→ **WHAT IS EXPECTED**:
Look through the records that follow. Copy every line containing the word "this".

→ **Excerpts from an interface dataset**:
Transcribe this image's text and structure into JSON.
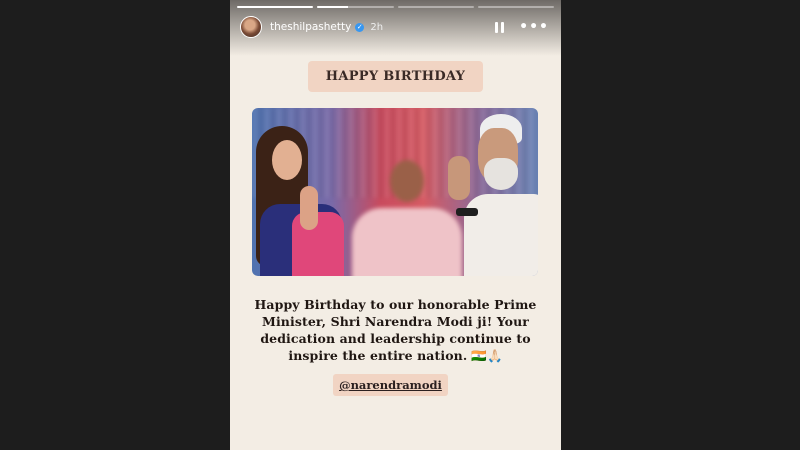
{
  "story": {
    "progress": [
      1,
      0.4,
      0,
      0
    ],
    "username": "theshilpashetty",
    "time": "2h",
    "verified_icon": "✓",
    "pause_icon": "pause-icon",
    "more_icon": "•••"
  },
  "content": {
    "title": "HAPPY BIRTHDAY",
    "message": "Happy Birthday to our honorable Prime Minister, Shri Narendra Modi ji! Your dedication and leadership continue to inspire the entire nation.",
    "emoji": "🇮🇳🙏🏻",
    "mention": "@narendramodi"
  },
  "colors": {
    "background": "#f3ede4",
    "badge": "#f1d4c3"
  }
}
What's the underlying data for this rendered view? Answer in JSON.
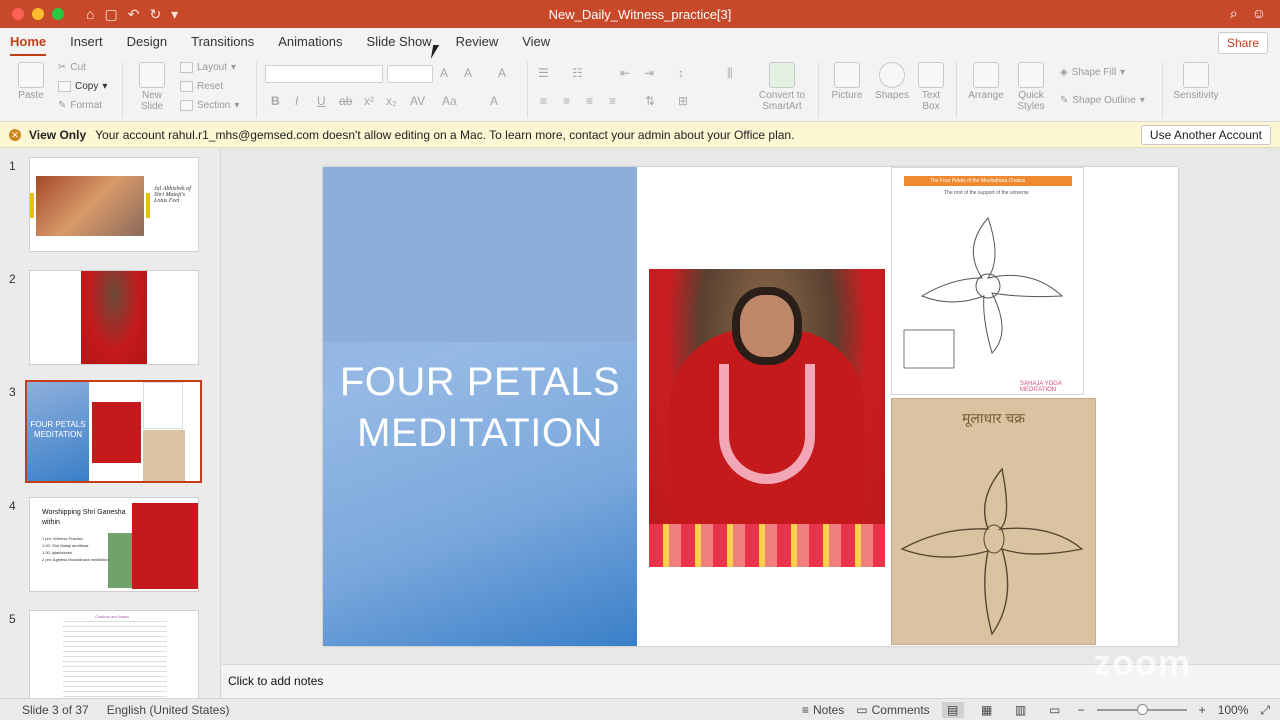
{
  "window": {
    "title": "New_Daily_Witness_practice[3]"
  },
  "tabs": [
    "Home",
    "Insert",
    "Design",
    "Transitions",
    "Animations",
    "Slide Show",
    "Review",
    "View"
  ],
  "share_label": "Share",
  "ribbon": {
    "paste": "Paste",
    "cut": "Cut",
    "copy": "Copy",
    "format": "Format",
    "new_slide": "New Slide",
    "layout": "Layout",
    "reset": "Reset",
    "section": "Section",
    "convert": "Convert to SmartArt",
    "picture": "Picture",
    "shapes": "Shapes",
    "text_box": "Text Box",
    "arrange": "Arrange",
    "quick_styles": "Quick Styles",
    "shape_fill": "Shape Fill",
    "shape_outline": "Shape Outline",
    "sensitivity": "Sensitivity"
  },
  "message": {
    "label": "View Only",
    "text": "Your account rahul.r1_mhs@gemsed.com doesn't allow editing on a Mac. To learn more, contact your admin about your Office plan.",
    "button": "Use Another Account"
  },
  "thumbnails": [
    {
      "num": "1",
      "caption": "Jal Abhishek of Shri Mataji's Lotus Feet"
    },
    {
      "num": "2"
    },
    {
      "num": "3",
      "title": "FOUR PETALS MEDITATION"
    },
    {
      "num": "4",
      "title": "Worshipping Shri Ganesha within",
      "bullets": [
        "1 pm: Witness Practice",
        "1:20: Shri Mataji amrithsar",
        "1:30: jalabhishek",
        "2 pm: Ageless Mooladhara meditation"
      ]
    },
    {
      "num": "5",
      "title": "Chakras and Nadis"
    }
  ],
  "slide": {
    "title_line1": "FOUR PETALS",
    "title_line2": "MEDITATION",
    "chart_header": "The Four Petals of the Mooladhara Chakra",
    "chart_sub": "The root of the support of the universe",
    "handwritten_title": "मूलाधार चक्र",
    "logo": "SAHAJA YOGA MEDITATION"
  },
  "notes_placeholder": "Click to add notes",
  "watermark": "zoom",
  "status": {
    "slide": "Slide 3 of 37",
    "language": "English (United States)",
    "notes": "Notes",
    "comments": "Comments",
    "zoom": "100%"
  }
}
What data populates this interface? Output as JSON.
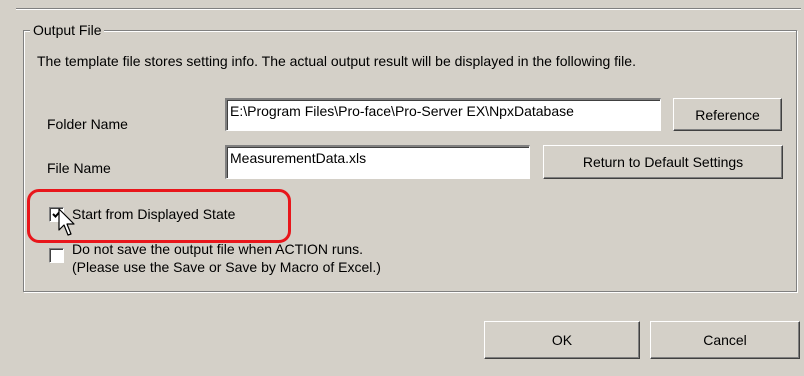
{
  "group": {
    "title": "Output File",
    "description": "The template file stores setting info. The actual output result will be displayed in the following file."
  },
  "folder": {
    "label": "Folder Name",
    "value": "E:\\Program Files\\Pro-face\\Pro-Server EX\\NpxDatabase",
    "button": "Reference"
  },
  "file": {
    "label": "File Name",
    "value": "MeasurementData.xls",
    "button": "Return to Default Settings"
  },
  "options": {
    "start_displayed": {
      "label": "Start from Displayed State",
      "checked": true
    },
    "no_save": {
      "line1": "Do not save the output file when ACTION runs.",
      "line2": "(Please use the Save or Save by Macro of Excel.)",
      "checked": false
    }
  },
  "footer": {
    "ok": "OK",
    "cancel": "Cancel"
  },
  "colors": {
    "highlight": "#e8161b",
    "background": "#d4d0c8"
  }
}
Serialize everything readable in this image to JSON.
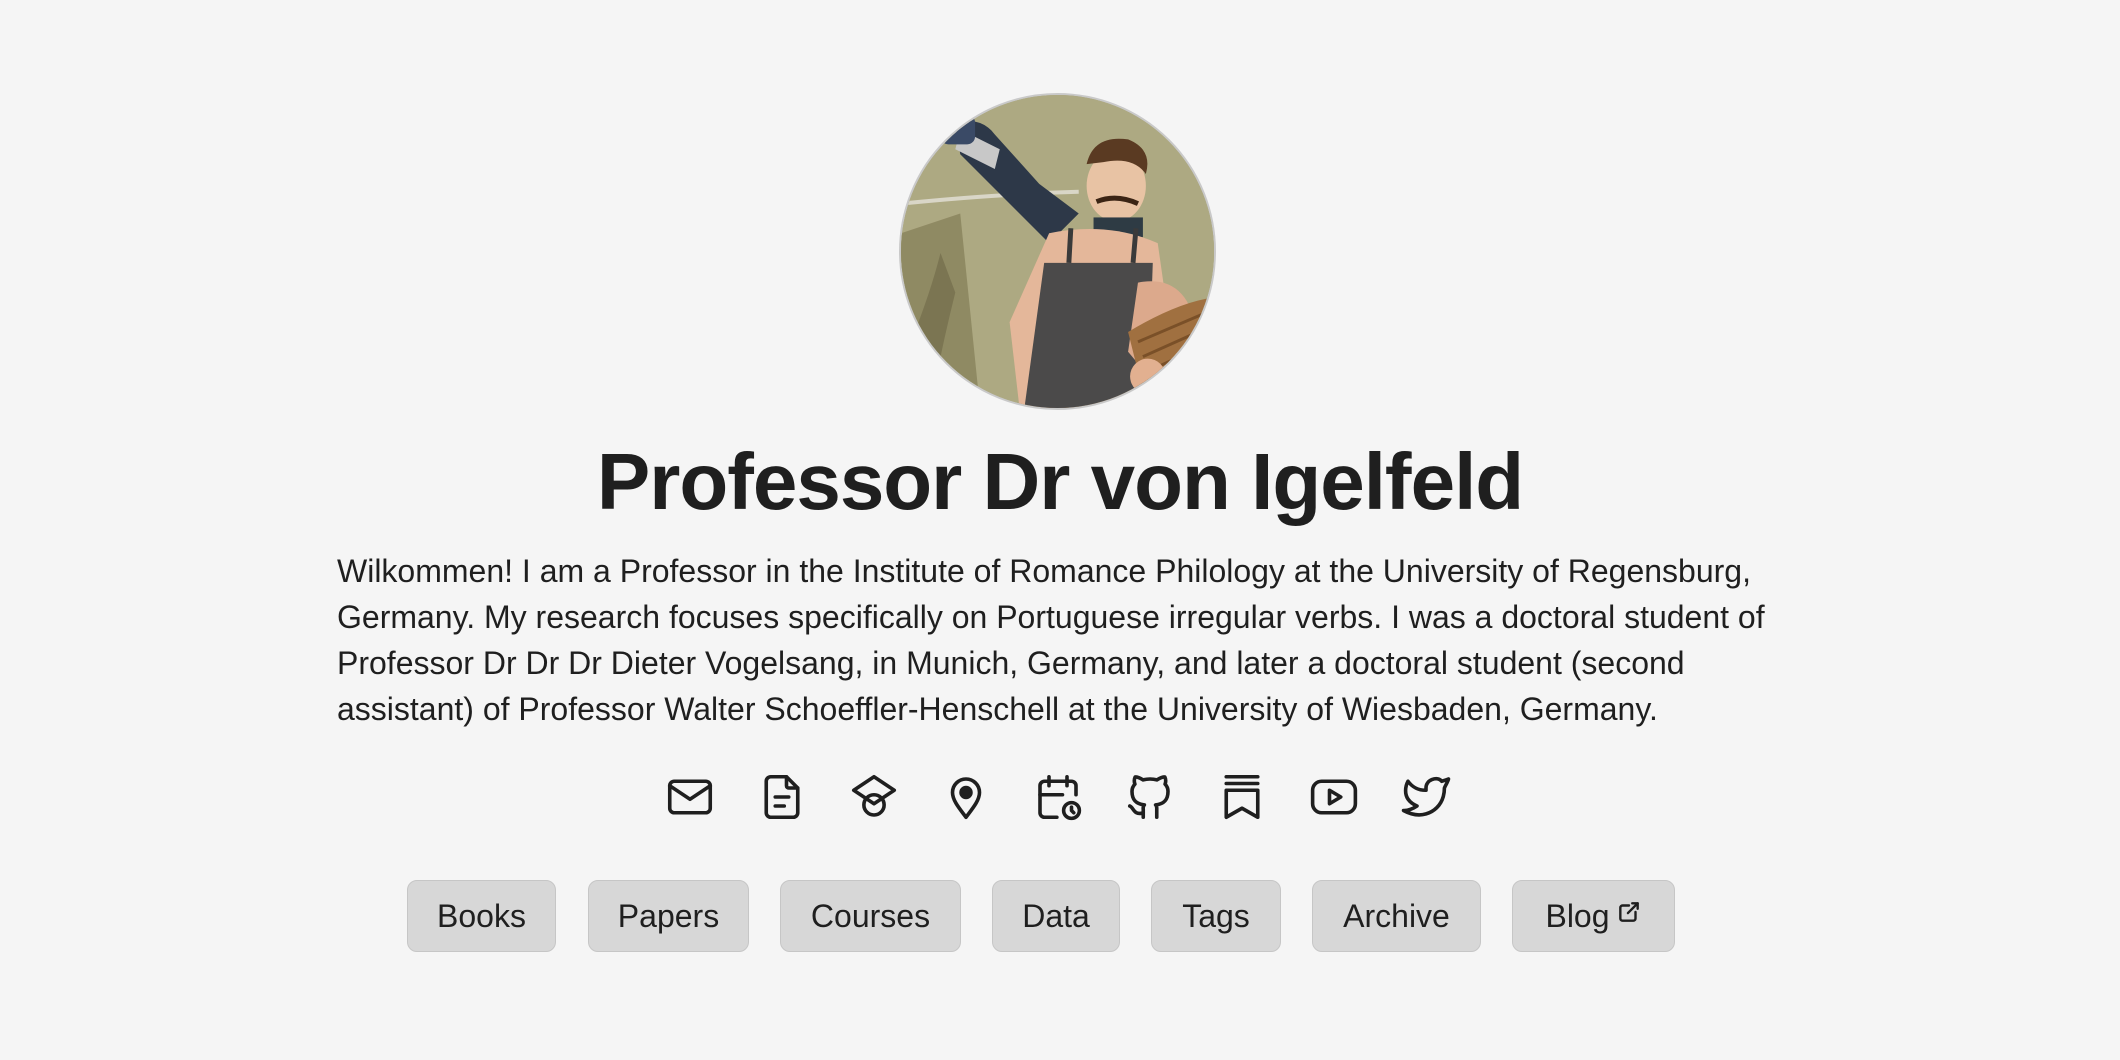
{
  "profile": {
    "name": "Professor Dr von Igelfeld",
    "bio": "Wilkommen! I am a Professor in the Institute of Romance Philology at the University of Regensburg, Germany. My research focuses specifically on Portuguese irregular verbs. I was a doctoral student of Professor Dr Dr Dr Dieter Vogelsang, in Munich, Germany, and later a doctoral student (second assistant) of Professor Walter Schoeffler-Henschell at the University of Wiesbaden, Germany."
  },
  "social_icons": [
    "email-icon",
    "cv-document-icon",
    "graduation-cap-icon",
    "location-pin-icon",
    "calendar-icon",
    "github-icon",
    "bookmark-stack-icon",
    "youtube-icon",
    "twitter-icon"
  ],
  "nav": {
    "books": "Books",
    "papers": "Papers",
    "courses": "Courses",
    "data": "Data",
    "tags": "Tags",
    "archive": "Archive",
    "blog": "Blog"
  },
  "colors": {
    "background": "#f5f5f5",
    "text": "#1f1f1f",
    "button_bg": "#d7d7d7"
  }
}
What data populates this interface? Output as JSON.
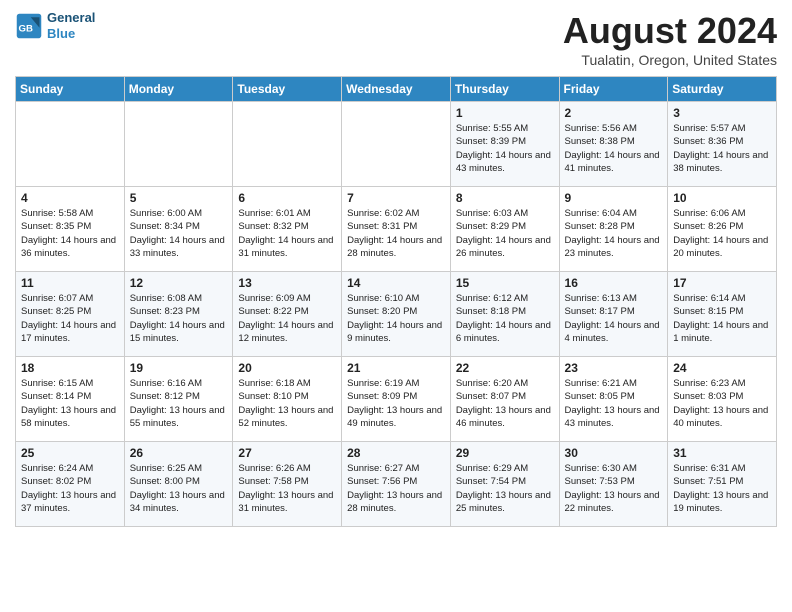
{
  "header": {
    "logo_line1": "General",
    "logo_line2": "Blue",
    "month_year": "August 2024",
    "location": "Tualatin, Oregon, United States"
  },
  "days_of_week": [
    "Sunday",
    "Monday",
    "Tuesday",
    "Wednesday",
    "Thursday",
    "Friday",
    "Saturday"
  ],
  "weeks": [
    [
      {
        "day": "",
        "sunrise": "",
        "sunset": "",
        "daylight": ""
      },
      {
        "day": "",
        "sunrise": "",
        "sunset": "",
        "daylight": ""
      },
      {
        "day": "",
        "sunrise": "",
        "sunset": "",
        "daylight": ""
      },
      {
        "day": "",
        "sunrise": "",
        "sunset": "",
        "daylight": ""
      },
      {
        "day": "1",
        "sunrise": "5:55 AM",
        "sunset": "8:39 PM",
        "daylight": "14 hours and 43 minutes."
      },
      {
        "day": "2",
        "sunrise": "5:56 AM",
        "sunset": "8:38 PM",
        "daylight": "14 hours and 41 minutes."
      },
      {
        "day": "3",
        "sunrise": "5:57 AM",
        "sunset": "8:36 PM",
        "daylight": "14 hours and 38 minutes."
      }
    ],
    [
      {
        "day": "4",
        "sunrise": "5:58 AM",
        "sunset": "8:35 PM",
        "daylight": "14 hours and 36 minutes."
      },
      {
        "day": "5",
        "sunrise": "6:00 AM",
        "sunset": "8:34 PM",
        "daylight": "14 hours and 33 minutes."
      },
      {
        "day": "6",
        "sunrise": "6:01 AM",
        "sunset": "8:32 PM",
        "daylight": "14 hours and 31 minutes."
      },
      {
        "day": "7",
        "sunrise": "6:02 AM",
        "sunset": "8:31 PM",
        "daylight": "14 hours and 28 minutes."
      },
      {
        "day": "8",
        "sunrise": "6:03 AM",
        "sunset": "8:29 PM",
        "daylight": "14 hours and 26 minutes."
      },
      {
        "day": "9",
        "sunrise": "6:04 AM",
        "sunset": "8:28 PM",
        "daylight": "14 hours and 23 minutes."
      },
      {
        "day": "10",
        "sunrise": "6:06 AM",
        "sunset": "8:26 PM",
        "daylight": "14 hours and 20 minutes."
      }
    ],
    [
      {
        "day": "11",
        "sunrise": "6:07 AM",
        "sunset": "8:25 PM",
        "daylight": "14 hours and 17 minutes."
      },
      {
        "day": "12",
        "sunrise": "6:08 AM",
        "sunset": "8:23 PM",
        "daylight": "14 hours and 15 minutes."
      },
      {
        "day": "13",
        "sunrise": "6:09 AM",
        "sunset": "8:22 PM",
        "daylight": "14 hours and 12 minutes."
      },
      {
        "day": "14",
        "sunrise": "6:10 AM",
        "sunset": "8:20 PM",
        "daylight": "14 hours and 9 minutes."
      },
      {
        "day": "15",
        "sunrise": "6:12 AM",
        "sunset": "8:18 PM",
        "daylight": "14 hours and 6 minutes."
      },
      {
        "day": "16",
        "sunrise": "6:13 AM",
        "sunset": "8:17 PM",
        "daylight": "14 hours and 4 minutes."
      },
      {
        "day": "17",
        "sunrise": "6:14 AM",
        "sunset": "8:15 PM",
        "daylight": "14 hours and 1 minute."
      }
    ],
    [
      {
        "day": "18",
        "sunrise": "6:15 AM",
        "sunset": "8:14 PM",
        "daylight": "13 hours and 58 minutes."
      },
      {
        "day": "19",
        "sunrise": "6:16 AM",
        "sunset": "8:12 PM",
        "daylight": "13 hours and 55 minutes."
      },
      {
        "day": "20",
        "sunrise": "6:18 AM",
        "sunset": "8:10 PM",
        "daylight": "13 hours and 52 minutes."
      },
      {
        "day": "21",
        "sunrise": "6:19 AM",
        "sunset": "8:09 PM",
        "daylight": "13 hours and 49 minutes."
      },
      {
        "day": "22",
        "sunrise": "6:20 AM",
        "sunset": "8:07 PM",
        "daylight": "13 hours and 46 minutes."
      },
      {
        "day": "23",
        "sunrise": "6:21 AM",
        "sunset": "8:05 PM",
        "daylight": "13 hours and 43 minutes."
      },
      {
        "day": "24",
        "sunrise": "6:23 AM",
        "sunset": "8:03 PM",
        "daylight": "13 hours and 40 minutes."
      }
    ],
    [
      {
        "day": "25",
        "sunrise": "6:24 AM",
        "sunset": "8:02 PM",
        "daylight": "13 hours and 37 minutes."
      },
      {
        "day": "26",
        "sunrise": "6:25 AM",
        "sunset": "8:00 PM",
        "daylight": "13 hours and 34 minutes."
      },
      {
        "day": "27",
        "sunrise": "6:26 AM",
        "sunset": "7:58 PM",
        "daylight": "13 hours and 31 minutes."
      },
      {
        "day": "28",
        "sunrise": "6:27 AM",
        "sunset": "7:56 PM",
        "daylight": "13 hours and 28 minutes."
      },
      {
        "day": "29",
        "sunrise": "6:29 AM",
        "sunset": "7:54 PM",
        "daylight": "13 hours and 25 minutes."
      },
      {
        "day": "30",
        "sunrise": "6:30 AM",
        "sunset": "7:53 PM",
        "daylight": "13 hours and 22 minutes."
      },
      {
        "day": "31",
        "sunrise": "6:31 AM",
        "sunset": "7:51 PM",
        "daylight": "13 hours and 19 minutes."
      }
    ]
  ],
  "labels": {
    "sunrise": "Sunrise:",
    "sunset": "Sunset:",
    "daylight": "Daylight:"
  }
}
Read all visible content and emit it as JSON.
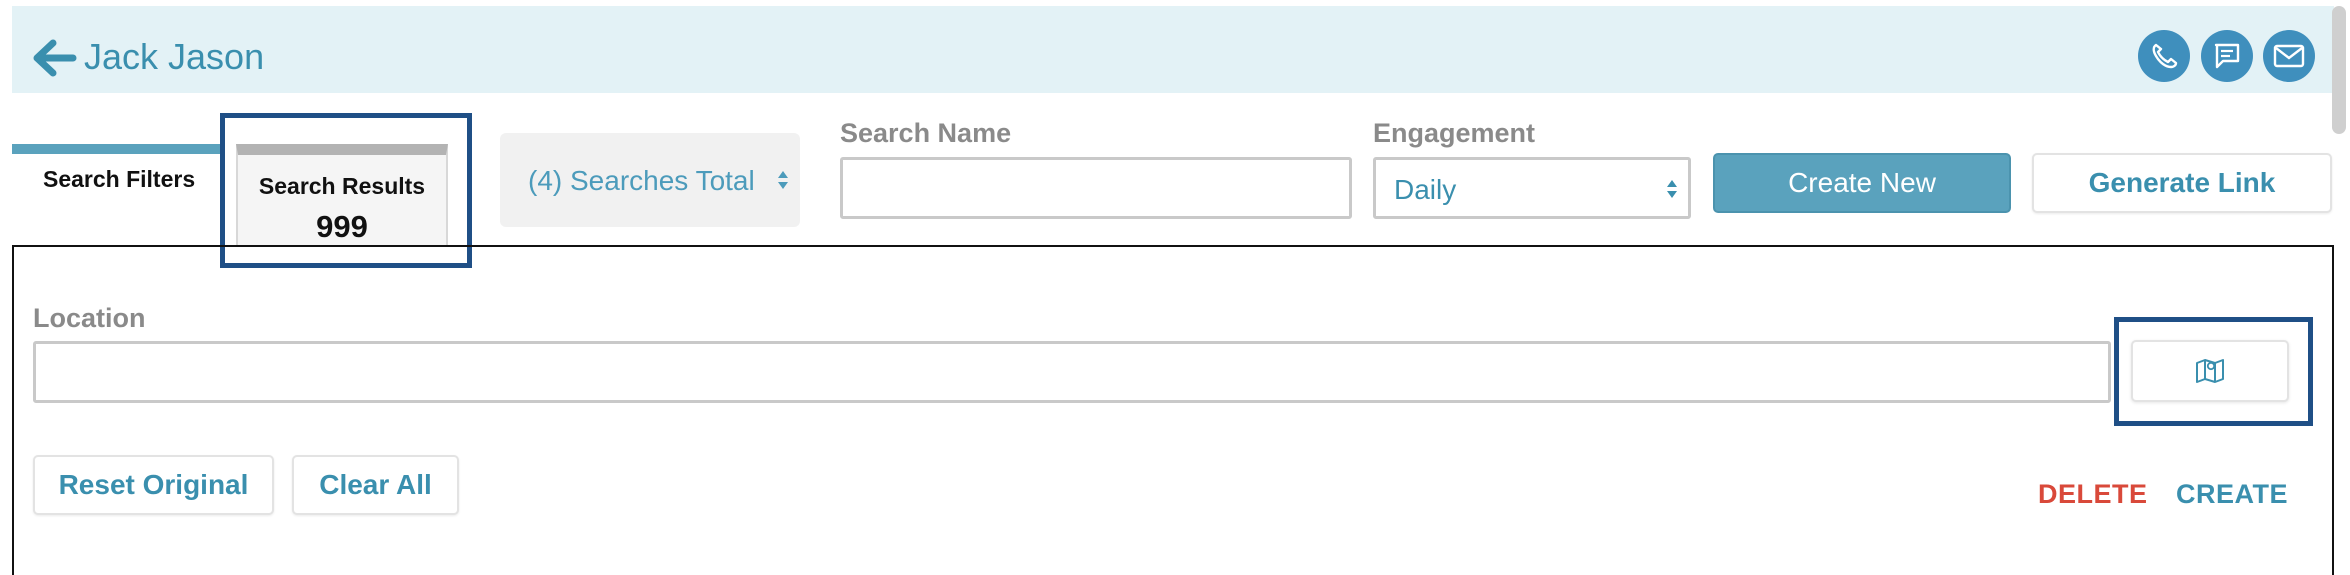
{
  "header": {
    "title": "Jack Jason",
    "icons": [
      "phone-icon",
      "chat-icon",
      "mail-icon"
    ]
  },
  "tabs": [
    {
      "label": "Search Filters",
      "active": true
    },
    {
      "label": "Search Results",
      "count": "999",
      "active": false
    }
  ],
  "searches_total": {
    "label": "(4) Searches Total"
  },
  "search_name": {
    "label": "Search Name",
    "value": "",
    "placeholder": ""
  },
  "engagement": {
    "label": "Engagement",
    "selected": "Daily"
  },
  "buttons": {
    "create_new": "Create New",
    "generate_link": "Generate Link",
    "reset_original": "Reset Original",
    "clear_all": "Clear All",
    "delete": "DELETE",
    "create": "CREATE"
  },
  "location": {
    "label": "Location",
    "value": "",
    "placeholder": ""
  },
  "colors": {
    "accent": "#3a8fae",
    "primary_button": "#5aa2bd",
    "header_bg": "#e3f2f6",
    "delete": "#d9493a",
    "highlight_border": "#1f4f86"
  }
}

→ **EXERCISE OUTPUT**:
Transcribe this image's text and structure into JSON.
What's the underlying data for this rendered view? Answer in JSON.
What data populates this interface? Output as JSON.
Serialize everything readable in this image to JSON.
What data populates this interface? Output as JSON.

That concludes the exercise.